"Our research compared daily death rates in London versus England as a whole, Madrid versus Spain, Lombardy versus Italy and New York versus the US. We show that in these cities, the death rate dropped more steeply than elsewhere after lockdown started. That is because in these early hit cities, the spread of coronavirus infection was already beginning to slow due to fewer people remaining susceptible. In effect, it is as if lockdown was introduced later in the cities than in the rest of their respective countries because the pandemic had reached a more advanced stage there. Taking the example of the UK, our research shows that had the UK government continued the lockdown period for longer, we could now have entered a containable situation, with infection rates lower than ten people per million. Combined with a working track and trace system, things could have been quite different. Instead, the UK is in a halfway house—where the disease was allowed to spread out of control but was also never brought fully back under control before lockdown was eased. Infection rates in England are still well above containment level, with a large number of people who remain at risk of infection. What's more, a recent study commissioned by [Government Chief Scientific Adviser] Patrick Vallance found that a second wave could be more deadly than the first. Our analysis indicates that this may be most true outside of the initially hard-hit cities. In contrast to previously published models, which do not factor in the effect of waning population susceptibility, our data suggest that projections which accommodate the effect of widespread exposure provide more granular, and likely more accurate, information. The relaxation of distancing measures has slowed the decline in death rates. The UK government is aiming to keep the R rate just below 1, but this is not enough to contain the disease any time soon. In fact, our results show that if we did not have the reduction of susceptibility that we have now, then with current easing of lockdown, we would not be seeing a decline in death rates but an increase instead. We also find that the recent slowdown of the decline in daily death rates in England clearly correlates with the lifting of lockdown. This slowdown in their decline is an important and potentially ominous trend; our findings indicate a need for close following of the numbers in coming months."
Dr. Karen Patterson, who is co-lead author on the study and an expert in respiratory medicine and critical care at Brighton and Sussex Medical School and the Francis Crick Institute, said:
"Not only do the non-early hit areas have the largest proportion of people who have yet to be infected, and therefore do not have immunity, these areas also have fewer critical care beds per capita. For the case of England, should a second wave occur, our results serve as an alarm bell for the non-London areas to be especially well prepared. Given the high death counts seen in London in the spring, it may be counter-intuitive to consider that the infection fatality rate appears actually to be lower in London compared to the rest of England. We found that the infection fatality rate is approximately 35% smaller in London compared to elsewhere in England. This is an effect of people in London being younger. In addition, Londoners on average have lower rates of key health conditions which impact outcomes in COVID-19. As an additional consideration, the increased vulnerability of areas outside the early hit cities has implications for vaccine trial planning, where the larger population susceptibility found outside the early hit cities may better serve these trials. If you want to test if a vaccine works, you cannot trial it on an immune population."

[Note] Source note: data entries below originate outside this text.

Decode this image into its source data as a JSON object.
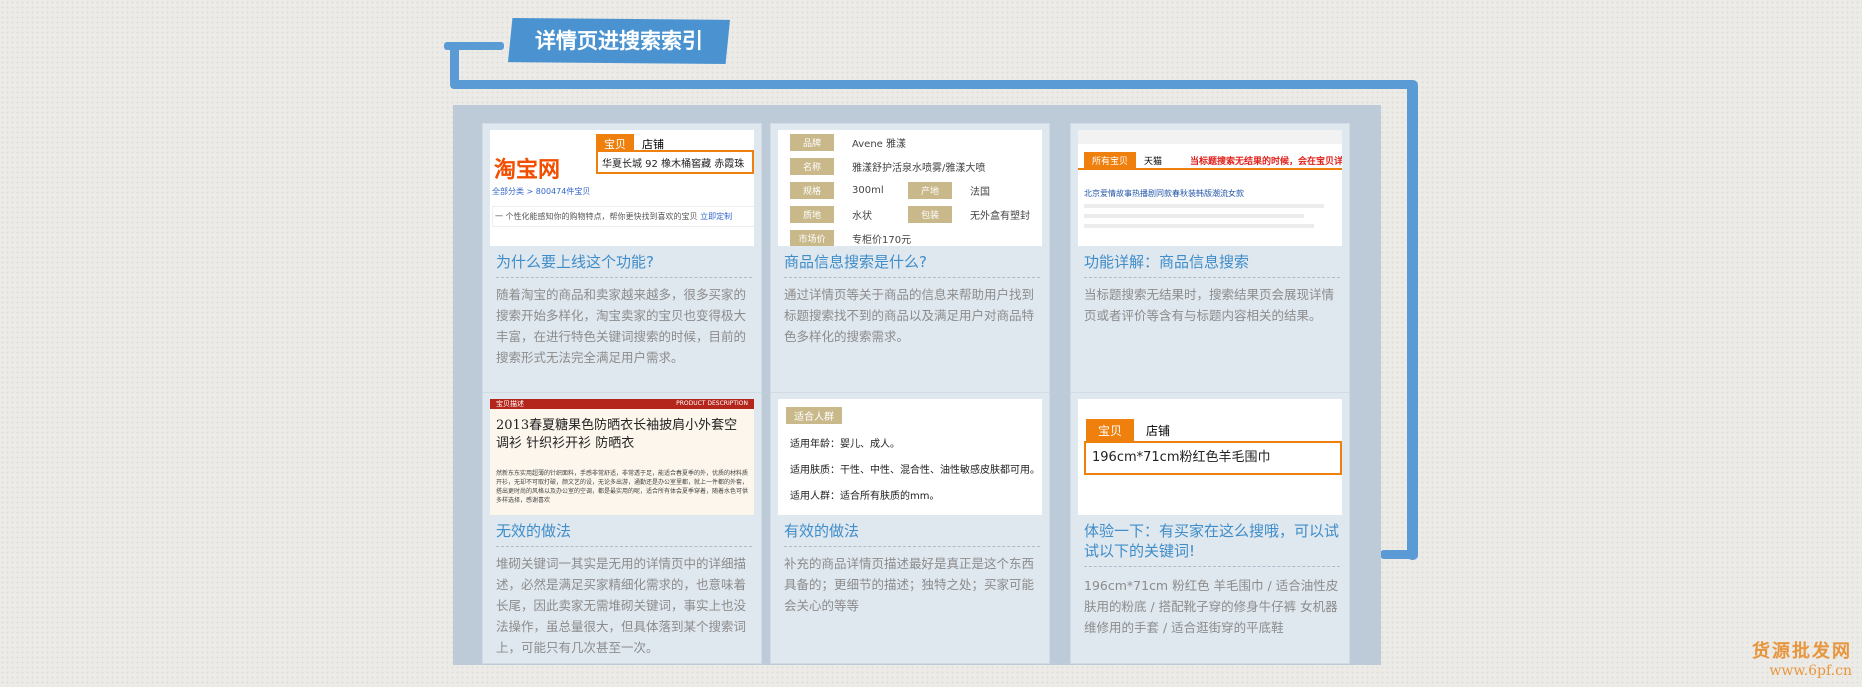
{
  "header": {
    "title": "详情页进搜索索引"
  },
  "cards": [
    {
      "title": "为什么要上线这个功能?",
      "body": "随着淘宝的商品和卖家越来越多，很多买家的搜索开始多样化，淘宝卖家的宝贝也变得极大丰富，在进行特色关键词搜索的时候，目前的搜索形式无法完全满足用户需求。",
      "shot": {
        "logo": "淘宝网",
        "tab_active": "宝贝",
        "tab_other": "店铺",
        "query": "华夏长城 92 橡木桶窖藏 赤霞珠",
        "crumb": "全部分类 > 800474件宝贝",
        "notice": "一 个性化能感知你的购物特点，帮你更快找到喜欢的宝贝",
        "notice_link": "立即定制"
      }
    },
    {
      "title": "商品信息搜索是什么?",
      "body": "通过详情页等关于商品的信息来帮助用户找到标题搜索找不到的商品以及满足用户对商品特色多样化的搜索需求。",
      "shot": {
        "rows": [
          {
            "label": "品牌",
            "value": "Avene 雅漾"
          },
          {
            "label": "名称",
            "value": "雅漾舒护活泉水喷雾/雅漾大喷"
          },
          {
            "label": "规格",
            "value": "300ml",
            "label2": "产地",
            "value2": "法国"
          },
          {
            "label": "质地",
            "value": "水状",
            "label2": "包装",
            "value2": "无外盒有塑封"
          },
          {
            "label": "市场价",
            "value": "专柜价170元"
          }
        ]
      }
    },
    {
      "title": "功能详解：商品信息搜索",
      "body": "当标题搜索无结果时，搜索结果页会展现详情页或者评价等含有与标题内容相关的结果。",
      "shot": {
        "tab_active": "所有宝贝",
        "tab_other": "天猫",
        "alert": "当标题搜索无结果的时候，会在宝贝详",
        "result": "北京爱情故事热播剧同款春秋装韩版潮流女款"
      }
    },
    {
      "title": "无效的做法",
      "body": "堆砌关键词一其实是无用的详情页中的详细描述，必然是满足买家精细化需求的，也意味着长尾，因此卖家无需堆砌关键词，事实上也没法操作，虽总量很大，但具体落到某个搜索词上，可能只有几次甚至一次。",
      "shot": {
        "bar_left": "宝贝描述",
        "bar_right": "PRODUCT DESCRIPTION",
        "headline": "2013春夏糖果色防晒衣长袖披肩小外套空调衫 针织衫开衫 防晒衣",
        "fine": "然新东东实用超薄的针织面料，手感非常舒适，非常透于足，能适合春夏季的外，优质的材料质开衫，无却不可取打破，颜文艺的设，无论多出游，通勤还是办公室里都，就上一件都的外套，搭出更时尚的风格以及办公室的空调，都是最实用的呢，适合所有体会夏季穿着，随着水色可供多样选择，感谢喜欢"
      }
    },
    {
      "title": "有效的做法",
      "body": "补充的商品详情页描述最好是真正是这个东西具备的；更细节的描述；独特之处；买家可能会关心的等等",
      "shot": {
        "tag": "适合人群",
        "lines": [
          "适用年龄：婴儿、成人。",
          "适用肤质：干性、中性、混合性、油性敏感皮肤都可用。",
          "适用人群：适合所有肤质的mm。"
        ]
      }
    },
    {
      "title": "体验一下：有买家在这么搜哦，可以试试以下的关键词!",
      "body": "196cm*71cm 粉红色 羊毛围巾 / 适合油性皮肤用的粉底 / 搭配靴子穿的修身牛仔裤 女机器维修用的手套 / 适合逛街穿的平底鞋",
      "shot": {
        "tab_active": "宝贝",
        "tab_other": "店铺",
        "query": "196cm*71cm粉红色羊毛围巾"
      }
    }
  ],
  "watermark": {
    "line1": "货源批发网",
    "line2": "www.6pf.cn"
  },
  "colors": {
    "accent": "#4a93d0",
    "orange": "#f0800e",
    "panel": "#bccbd7",
    "card": "#dfe7ef"
  }
}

The lead author of the pre-print paper "Impact of reduction of susceptibility to SARS-CoV-2 on epidemic dynamics in four early-seeded metropolitan regions" is Professor Peter Krüger (University of Sussex, a physicist with expertise in modeling data). Dr. Thomas Barrett, experimental physicist (University of Sussex) and Dr. Karen Patterson, a respiratory medicine expert (Brighton and Sussex Medical School/University of Sussex, and Francis Crick Institute), are co-first authors. Dr. Timothy James, experimental physicist (University of Sussex), also contributed as a co-author.